What’s happening is that Chinese manufacturers sell goods to US interests (Wal Mart is rumored to be buyer of about 6% of China’s gross domestic product). US buyers pay Chinese manufacturers for the goods in dollars which the sellers exchange for Chinese yuan at China’s central bank. That central bank exchanges yuan for dollars at an artificially low price (relative to China’s trade surplus) so that Chinese manufacturers can undercut competition in world markets. And indeed just a few months ago countries from Brazil to Germany were openly criticizing Chinese trade policy.

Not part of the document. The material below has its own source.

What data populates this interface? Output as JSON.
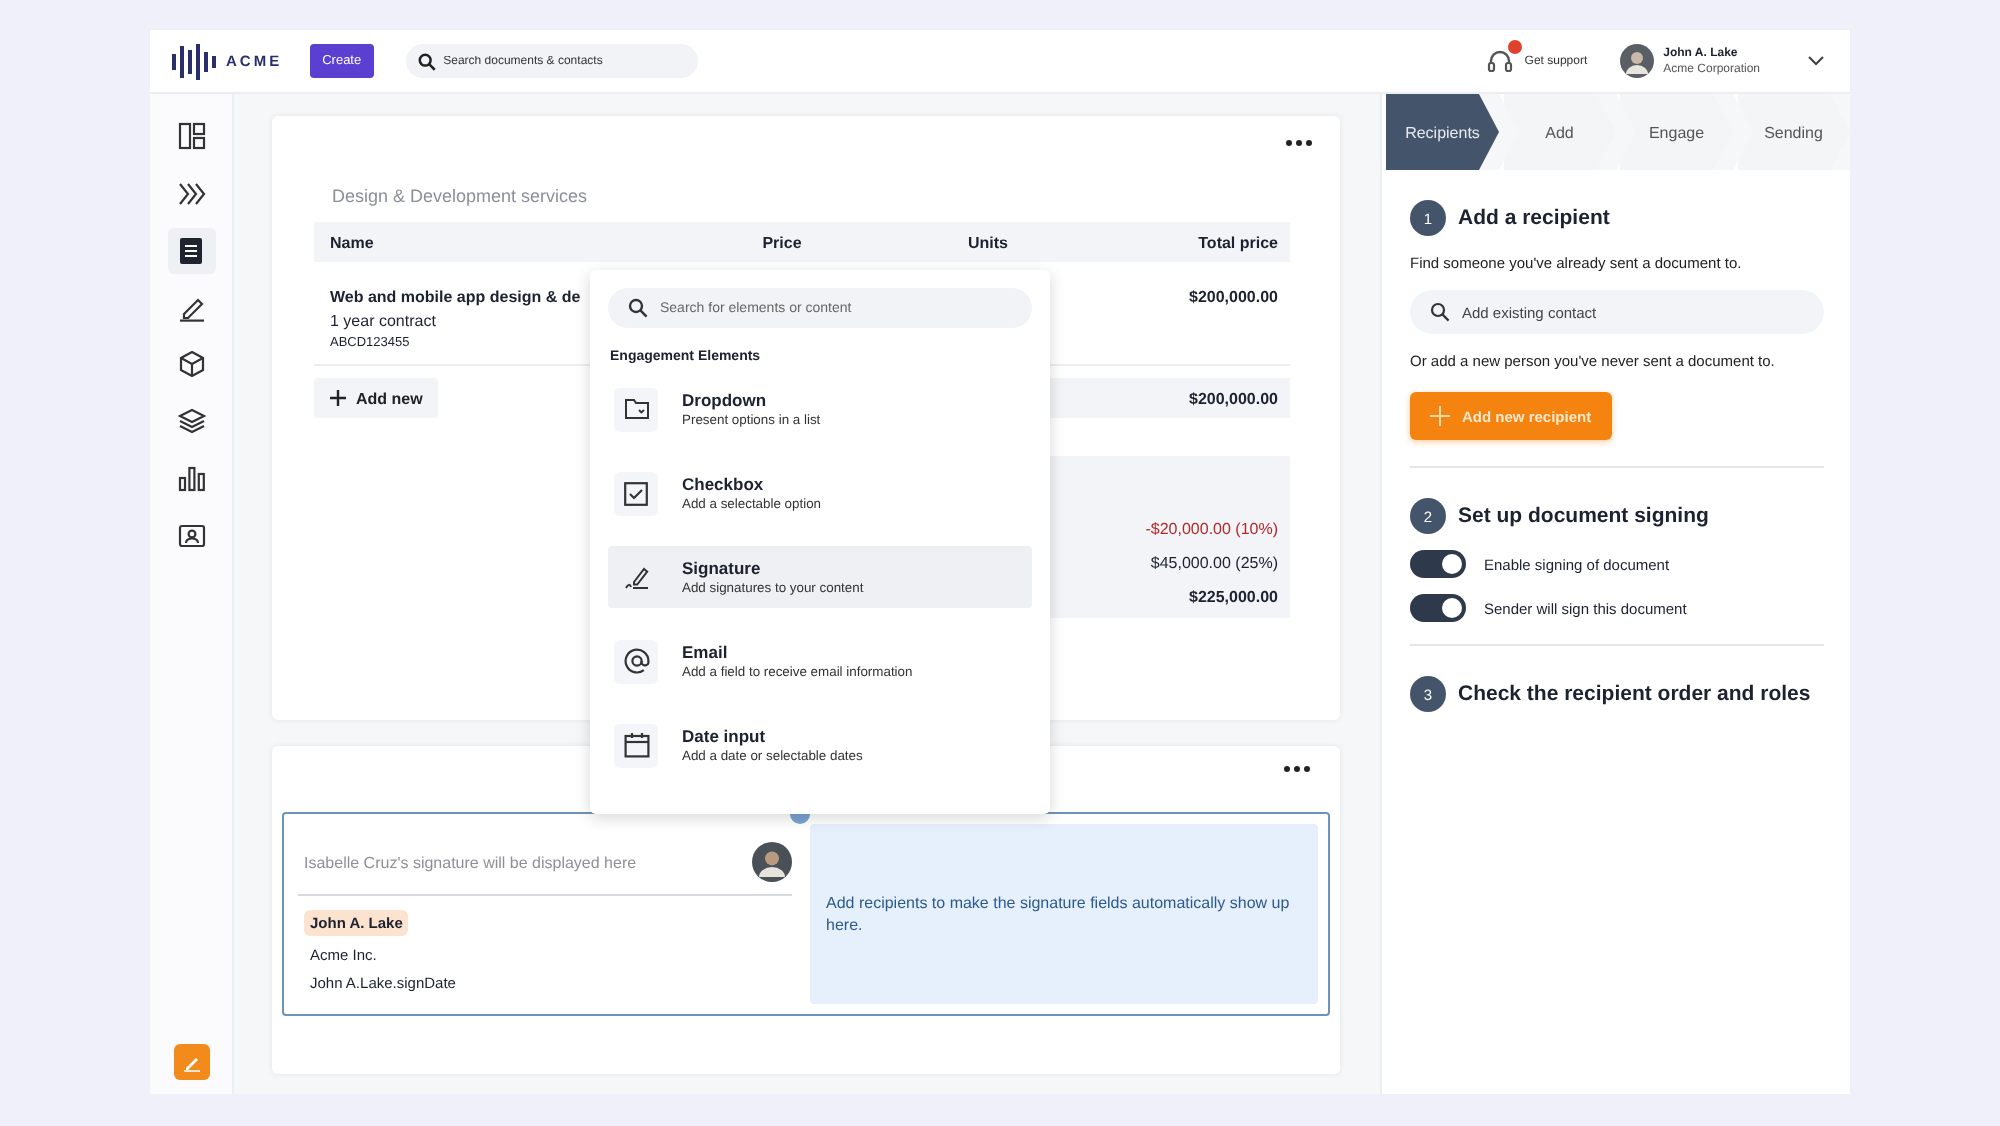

But just before Obama showed up at the Seoul summit the US Federal Reserve Bank announced that it would buy $600 billion of US Treasury securities in order to further drive US interest rates down hoping to spur the US economy. And so the other G – 20 members accused the US of manipulating its currency and they ignored China.
Emerging economies also complained that the Fed purchases of Treasury securities would push yields so low that investors, seeking higher returns, would overwhelm their fragile markets pushing up their currencies, stocks and other investments which will hurt their exports, cause inflation and create bubbles which would leave them vulnerable to a crash when investors withdraw their money. So, the US got branded as the skunk at a picnic.

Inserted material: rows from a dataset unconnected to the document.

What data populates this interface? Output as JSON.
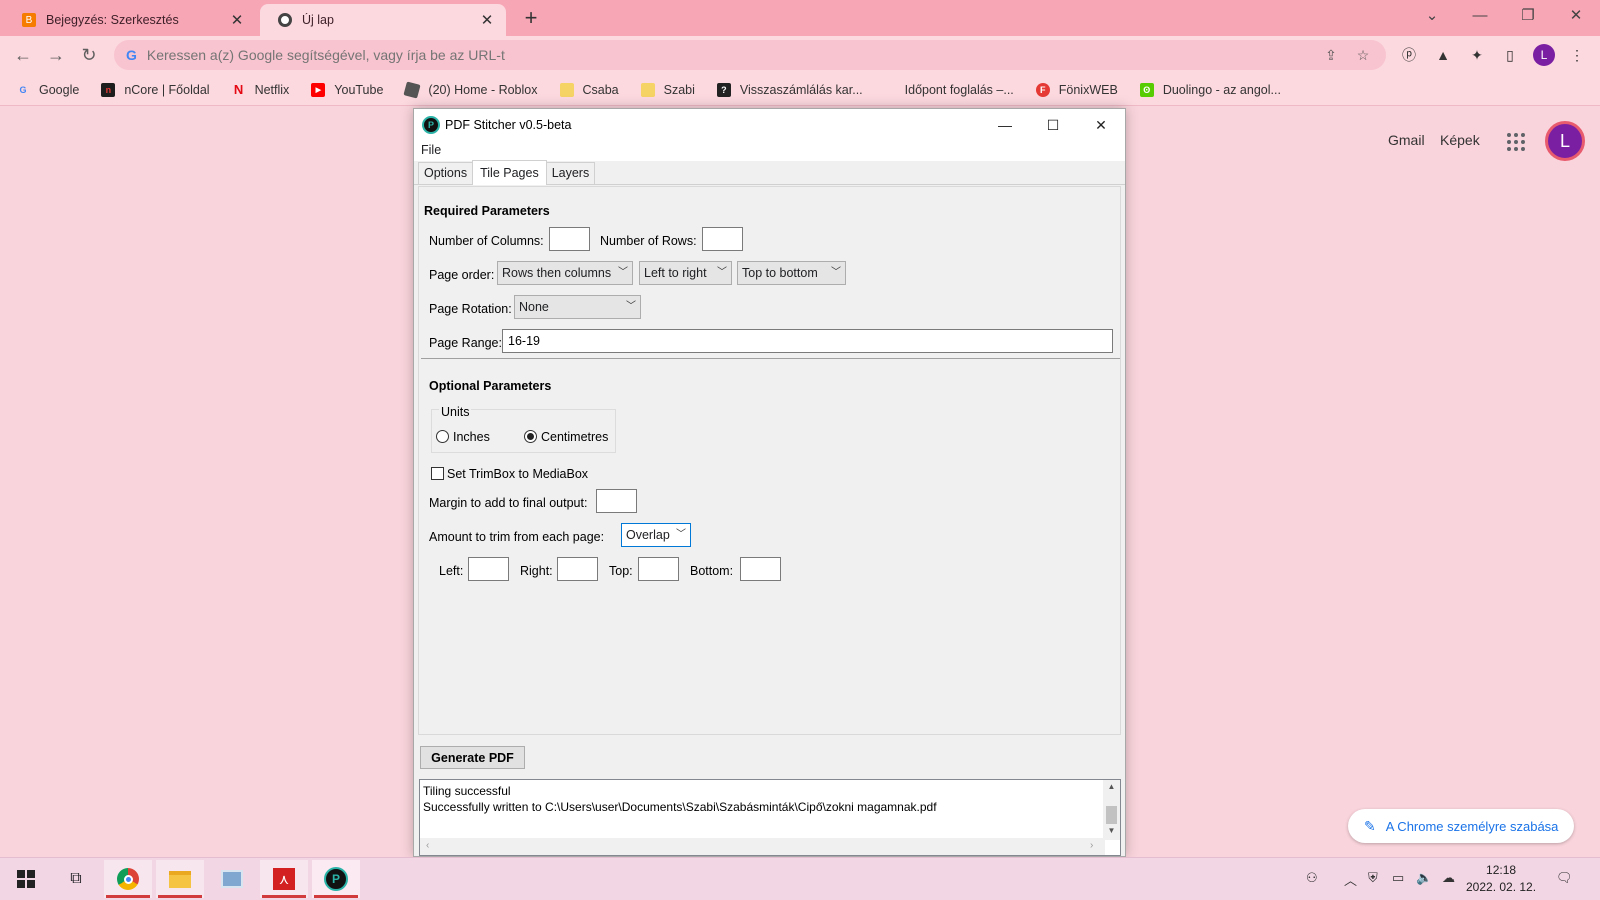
{
  "browser": {
    "tabs": [
      {
        "title": "Bejegyzés: Szerkesztés",
        "icon": "blogger-icon",
        "active": false
      },
      {
        "title": "Új lap",
        "icon": "chrome-icon",
        "active": true
      }
    ],
    "omnibox_placeholder": "Keressen a(z) Google segítségével, vagy írja be az URL-t",
    "profile_letter": "L",
    "bookmarks": [
      {
        "label": "Google",
        "icon": "google-icon",
        "color": "#ffffff"
      },
      {
        "label": "nCore | Főoldal",
        "icon": "ncore-icon",
        "color": "#1d1d1d"
      },
      {
        "label": "Netflix",
        "icon": "netflix-icon",
        "color": "#e50914"
      },
      {
        "label": "YouTube",
        "icon": "youtube-icon",
        "color": "#ff0000"
      },
      {
        "label": "(20) Home - Roblox",
        "icon": "roblox-icon",
        "color": "#444444"
      },
      {
        "label": "Csaba",
        "icon": "folder-icon",
        "color": "#f6d365"
      },
      {
        "label": "Szabi",
        "icon": "folder-icon",
        "color": "#f6d365"
      },
      {
        "label": "Visszaszámlálás kar...",
        "icon": "countdown-icon",
        "color": "#222222"
      },
      {
        "label": "Időpont foglalás –...",
        "icon": "",
        "color": "transparent"
      },
      {
        "label": "FönixWEB",
        "icon": "fonixweb-icon",
        "color": "#e53935"
      },
      {
        "label": "Duolingo - az angol...",
        "icon": "duolingo-icon",
        "color": "#58cc02"
      }
    ]
  },
  "google": {
    "gmail": "Gmail",
    "images": "Képek",
    "avatar_letter": "L",
    "customize": "A Chrome személyre szabása"
  },
  "app": {
    "title": "PDF Stitcher v0.5-beta",
    "menu_file": "File",
    "tabs": [
      "Options",
      "Tile Pages",
      "Layers"
    ],
    "required_header": "Required Parameters",
    "num_columns_label": "Number of Columns:",
    "num_columns_value": "",
    "num_rows_label": "Number of Rows:",
    "num_rows_value": "",
    "page_order_label": "Page order:",
    "page_order_value": "Rows then columns",
    "horizontal_value": "Left to right",
    "vertical_value": "Top to bottom",
    "rotation_label": "Page Rotation:",
    "rotation_value": "None",
    "range_label": "Page Range:",
    "range_value": "16-19",
    "optional_header": "Optional Parameters",
    "units_label": "Units",
    "unit_inches": "Inches",
    "unit_cm": "Centimetres",
    "trimbox_label": "Set TrimBox to MediaBox",
    "margin_label": "Margin to add to final output:",
    "margin_value": "",
    "trim_label": "Amount to trim from each page:",
    "trim_mode": "Overlap",
    "left_label": "Left:",
    "right_label": "Right:",
    "top_label": "Top:",
    "bottom_label": "Bottom:",
    "generate_label": "Generate PDF",
    "log_line1": "Tiling successful",
    "log_line2": "Successfully written to C:\\Users\\user\\Documents\\Szabi\\Szabásminták\\Cipő\\zokni magamnak.pdf"
  },
  "taskbar": {
    "time": "12:18",
    "date": "2022. 02. 12."
  }
}
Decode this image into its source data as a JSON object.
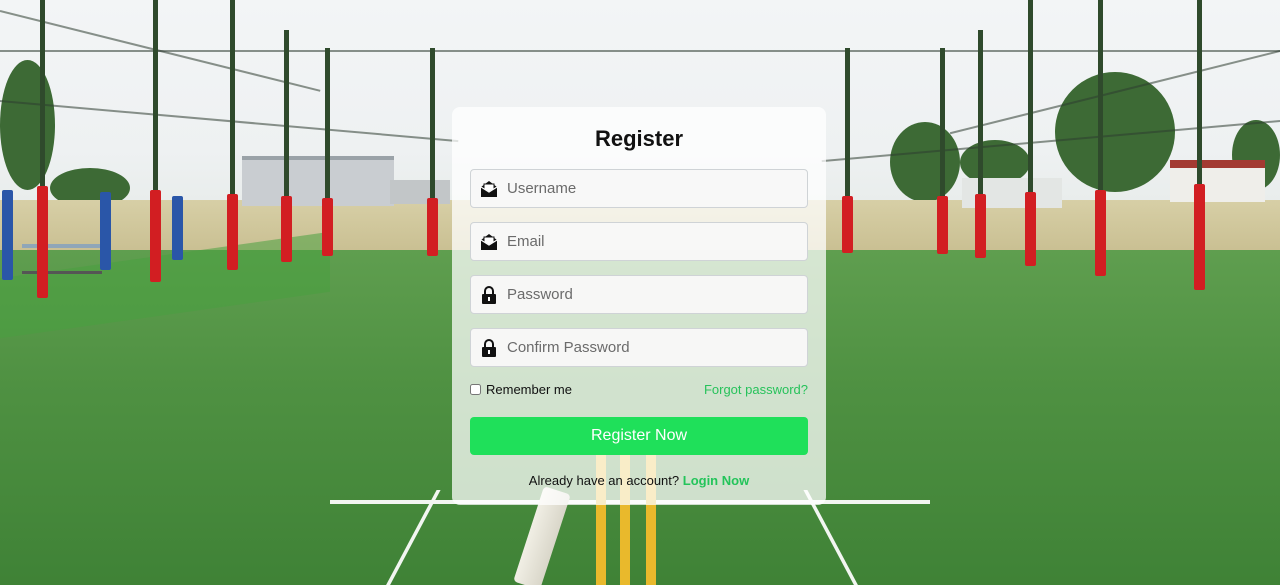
{
  "form": {
    "title": "Register",
    "username_placeholder": "Username",
    "email_placeholder": "Email",
    "password_placeholder": "Password",
    "confirm_password_placeholder": "Confirm Password",
    "remember_label": "Remember me",
    "forgot_label": "Forgot password?",
    "submit_label": "Register Now",
    "login_prompt": "Already have an account?",
    "login_link": "Login Now"
  },
  "icons": {
    "username": "envelope-open-icon",
    "email": "envelope-open-icon",
    "password": "lock-icon",
    "confirm_password": "lock-icon"
  },
  "colors": {
    "accent": "#1fe05a",
    "link": "#27c25b",
    "card": "rgba(255,255,255,0.74)"
  }
}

I’m just a simple person but it eludes me why the Fed. didn’t just quietly lower the rediscount rate which would have been just as effective in bringing US rates further down as buying Treasury securities, would avoid their having to print money and would not have derailed the US position at the G-20 summit.
Even a simple bilateral trade agreement with close ally South Korea fizzled. Readers will recall that the US has had 60,000 troops stationed there since 1950 to protect South Korea from its neighbor to the north and maybe ought to feel they owe us something. But when it came to relaxing restrictions on automotive and beef imports from the US the answer was “nothing doing”. They will drive their Hyundais and eat kim chi. US exporters need not apply.
Obama would do well to listen to Reno banker and investment advisor Robert Barone who points out that job creation was the most important issue in the recent election. The 2008 financial meltdown unmasked two business cost issues he writes: over-taxation and overregulation. The US has high income taxation coupled with state and local taxes, a 15% payroll tax burden and now additional costs of Obamacare. Moreover every Congress and state legislature piles regulation on top of regulations which, no matter how worthless, never seem to go away.
Fixating on a weak dollar policy will not cure the problem Barone says. Other nations will just do the same thing resulting in a “race to the bottom”. The road to economic health is one of lowering the costs of doing business in the US by lower taxes, less regulation and a low-cost energy policy. “I don’t think the policy makers in DC get this” Barone concludes.
Maybe the midterm election results will give them a different outlook.
(Jim Clark is President of Republican Advocates, a vice chair of the Washoe County GOP and a member of the Nevada GOP Central Committee. He can be reached at firstname.lastname@example.org)